Quadrennial Defense Review:
Opportunities to Improve the Next Review
NSIAD-98-155: Published: Jun 25, 1998. Publicly Released: Jun 25, 1998.
- Full Report:
Pursuant to a congressional request, GAO reviewed whether: (1) the Quadrennial Defense Review's (QDR) force structure and modernization assessments examined alternatives to the planned force; and (2) opportunities exist to improve the structure and methodology of future QDRs. GAO did not evaluate the rationale for the Department of Defense's (DOD) proposed defense strategy.
GAO noted that: (1) QDR did not examine alternatives that would provide greater assurance that it identified the force structure that is best suited to implement the defense strategy; (2) the QDR's force assessments built on DOD's Bottom-Up Review analysis by examining requirements for a broader range of military operations beyond major theater wars, and by analyzing the potential impact of some key assumptions; (3) only one of the three major force assessments modeled any force structure alternatives; (4) the assessment did not examine alternatives that involved targeted changes because DOD officials foresaw problems in obtaining service consensus and DOD's models are not sensitive enough to assess the effects of some types of force structure changes; (5) although some technologies consistent with Joint Vision 2010 were modeled, none of the assessments fully examined the potential effects of new technologies and war-fighting concepts on DOD's planned force structure; (6) DOD's modernization review examined some variations of the services' procurement plans but did not include a thorough, mission-oriented review of the mix of capabilities the United States will need to counter future threats; (7) DOD divided responsibility for analyzing major procurement programs and investment issues among 17 task forces; (8) this approach did not always provide a mission focus that examined trade-offs or facilitated a fundamental reassessment of modernization needs in light of emerging threats and technological advances; (9) the modernization and force assessment panels conducted most of their work independently and concurrently, which hampered their ability to explore linkages and trade-offs between force structure and modernization alternatives; (10) DOD can provide a more thorough review of U.S. defense needs in the next QDR by preparing early, improving its analytical tools, and considering changes to the structure and design of the QDR process; (11) DOD has not yet developed a formal process to prepare for and coordinate activities related to the next QDR; and (12) delaying the start of the next QDR until later in the next Presidential administration may also facilitate a more thorough review.

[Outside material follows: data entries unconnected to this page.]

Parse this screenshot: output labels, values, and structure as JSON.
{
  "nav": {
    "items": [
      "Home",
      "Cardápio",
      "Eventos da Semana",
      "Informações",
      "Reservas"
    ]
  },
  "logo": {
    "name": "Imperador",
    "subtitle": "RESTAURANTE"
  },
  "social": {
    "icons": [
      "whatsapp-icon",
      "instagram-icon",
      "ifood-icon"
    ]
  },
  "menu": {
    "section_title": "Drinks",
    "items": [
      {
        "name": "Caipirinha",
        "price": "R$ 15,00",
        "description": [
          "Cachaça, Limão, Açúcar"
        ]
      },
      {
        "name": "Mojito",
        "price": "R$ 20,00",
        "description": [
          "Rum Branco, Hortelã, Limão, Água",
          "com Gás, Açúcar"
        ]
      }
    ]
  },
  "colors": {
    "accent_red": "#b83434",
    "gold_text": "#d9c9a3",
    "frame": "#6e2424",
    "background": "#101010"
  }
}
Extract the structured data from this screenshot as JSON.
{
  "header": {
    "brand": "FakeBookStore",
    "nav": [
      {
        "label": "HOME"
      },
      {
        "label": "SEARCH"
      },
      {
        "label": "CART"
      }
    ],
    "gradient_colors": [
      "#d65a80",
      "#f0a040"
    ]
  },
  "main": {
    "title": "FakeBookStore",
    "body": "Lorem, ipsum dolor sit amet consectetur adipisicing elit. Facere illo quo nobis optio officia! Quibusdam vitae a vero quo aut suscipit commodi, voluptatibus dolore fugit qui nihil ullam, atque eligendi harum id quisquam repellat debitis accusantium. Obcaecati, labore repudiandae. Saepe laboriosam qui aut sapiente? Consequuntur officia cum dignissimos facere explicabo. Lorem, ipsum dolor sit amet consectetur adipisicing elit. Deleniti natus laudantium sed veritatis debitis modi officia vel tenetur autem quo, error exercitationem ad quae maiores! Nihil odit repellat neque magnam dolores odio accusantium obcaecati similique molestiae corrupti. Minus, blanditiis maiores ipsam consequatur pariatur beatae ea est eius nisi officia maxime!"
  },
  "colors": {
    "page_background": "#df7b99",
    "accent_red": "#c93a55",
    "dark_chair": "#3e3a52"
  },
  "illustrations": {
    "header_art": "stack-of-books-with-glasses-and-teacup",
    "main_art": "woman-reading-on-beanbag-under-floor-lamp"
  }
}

Matter for Congressional Consideration
Status: Closed - Implemented
Comments: The Senate version of the fiscal year 2001 National Defense Authorization Act included a provision that would have required a National Defense Panel to conduct an assessment of defense requirements prior to the QDR that will begin in late 2000. However, the House version of the bill did not include this provision, and the provision was not adopted by the conferees. Therefore, there will not be a National Defense Panel for the 2000 QDR.
Matter: If Congress chooses to establish another panel of experts to provide an independent review of defense needs, it may wish to require the panel to complete its work prior to the next QDR. This approach could provide DOD with a broader set of options to examine in its review.
Recommendation for Executive Action
Status: Closed - Implemented
Comments: DOD has taken several steps to prepare for the 2000 QDR in accordance with GAO's recommendation. The Assistant Secretary of Defense for Strategy and Transformation has served as the focal point for much of DOD's coordination and preparation efforts for the 2000 QDR and has recommended that the Deputy Secretary of Defense should have overall responsibility for the effort. In addition, the Joint Staff issued guidance in February 2000 outlining the Joint Staff's role and organization for the 2000 QDR. The Office of the Secretary of Defense and the Joint Staff have undertaken a number of efforts to prepare for the 2000 QDR including: (1) tasking the Institute of Defense Analysis to provide a lessons learned assessment of the 1997 QDR and identify a framework for the 2000 QDR; (2) funding improvements in DOD wargaming models; (3) sponsoring a wargame series known as Dynamic Commitment 2000 to examine DOD's capability to perform a wide range of military operations; and (4) tasking the National Defense University to conduct several analyses.
Recommendation: To enhance the value of the next QDR, the Secretary of Defense should assign responsibility for overall oversight and coordination of DOD preparation efforts. Preparation tasks should include identifying the analytical tools and data needed to support force structure and modernization analyses, monitoring the status and funding for efforts to upgrade DOD's models, summarizing lessons learned from the 1997 QDR, and considering the need to change the structure and timing of the QDR process.
Agency Affected: Department of Defense